From the Editors
Readers say hurray for our American Ingenuity Award winners. Chris Hedges’ profile of the justice advocate Bryan Stevenson quickly garnered thousands of “likes” on Facebook. Fans of the movie director Benh Zeitlin, winner of the visual arts prize, cheered his Beasts of the Southern Wild. “It illustrates that family is where love resides and love can bloom in poverty and despair,” Robinson Yvette says. Robert Gibbons of Washington, North Carolina, saluted Elon Musk, our technology award winner, who is setting out to revolutionize the automotive industry and human space travel. “Musk truly deserves this award,” Gibbons says. “I look forward to the day I can afford a Tesla electric car.” Readers were astounded by Jack Andraka, a teenager who developed a test for detecting pancreatic cancer. “When we foster education,” Gene Savory says on Facebook, “this is something we see.”
The Doctor Is In
Thanks for Ron Rosenbaum’s sensitive reading of one of the more subtle and humane minds in the world today, Oliver Sacks [“The Gonzo Neurologist”]. He has pioneered the discussion of medicine’s great philosophical mysteries. Many doctors have followed in his steps, but none is on the same plane. Putting Rosenbaum to work in the magazine was a great editorial decision. I’m sure I’m not the only subscriber who values Smithsonian more because of articles by him.
Where There’s Smoke
Thank you so much for this informative and insightful piece. Few people realize that in many parts of the world, the simple act of cooking carries so many dangers [“Smoke Alarm”]. World Health Organization data show indoor air pollution kills two million people every year and injures even more: It is the fourth-biggest health risk in developing countries.
Elon Musk wants to reach Mars during his lifetime, not just lay the groundwork for a later generation [“Rocket Science”]. He wants to see the world cooking with solar power and driving on electrons.
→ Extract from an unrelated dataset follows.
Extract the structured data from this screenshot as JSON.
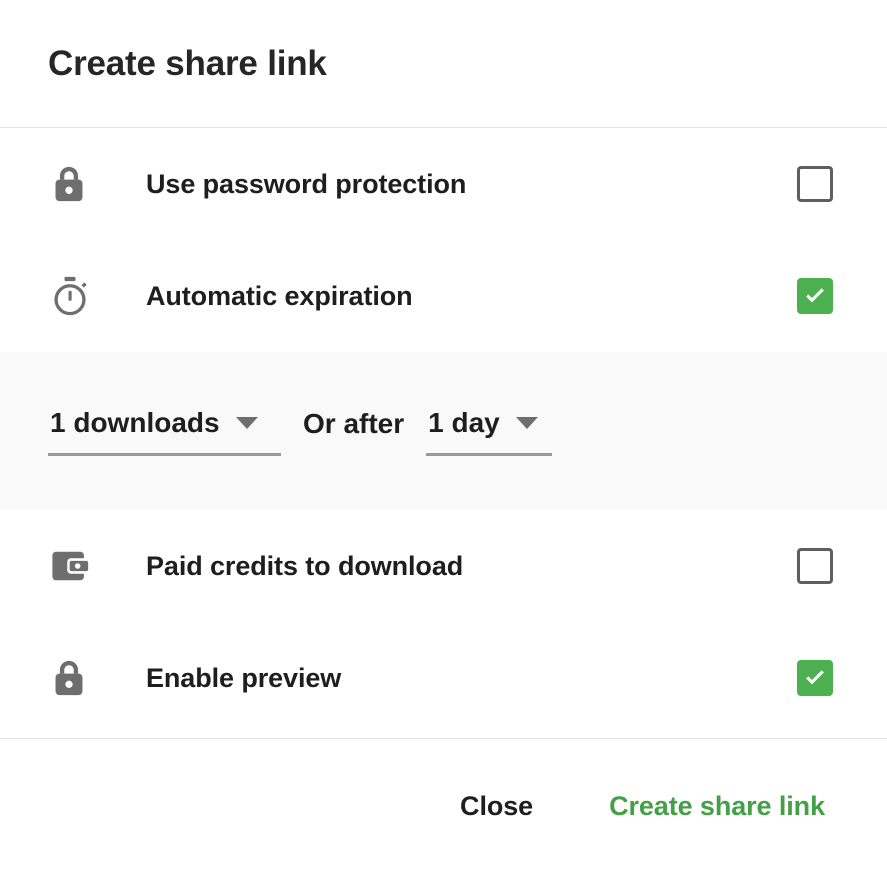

He’s in a hurry. I keep running across the opinion that somehow he’s an irrational dreamer or con man. Absurd. He has made a name for himself in history and sparked a momentum that’ll do great things for the human race.
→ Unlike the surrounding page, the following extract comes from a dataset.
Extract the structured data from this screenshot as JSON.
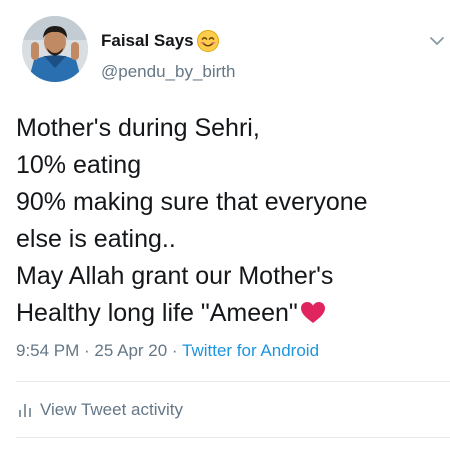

Stopping the Violence
The United States leads the world in mass incarceration [“New Life”] in part because the nation does not use the robust knowledge it has developed about what works to prevent violent crime in cities, such as New Orleans, which have among the world’s highest rates of homicides. The knowledge is clear from research that gun violence is prevented by services that reach out to young men before they acquire handguns or join street gangs. For every dollar invested in such youth programs, $7 or more of additional incarceration costs will be saved. Yes, mass incarceration is horribly racially biased, but so is the lack of investment in proven strategies that prevent violence. Offenders are accountable for the harm they do. But not using the best methods to stop violence—all of us are responsible.
International Organization for Victim Assistance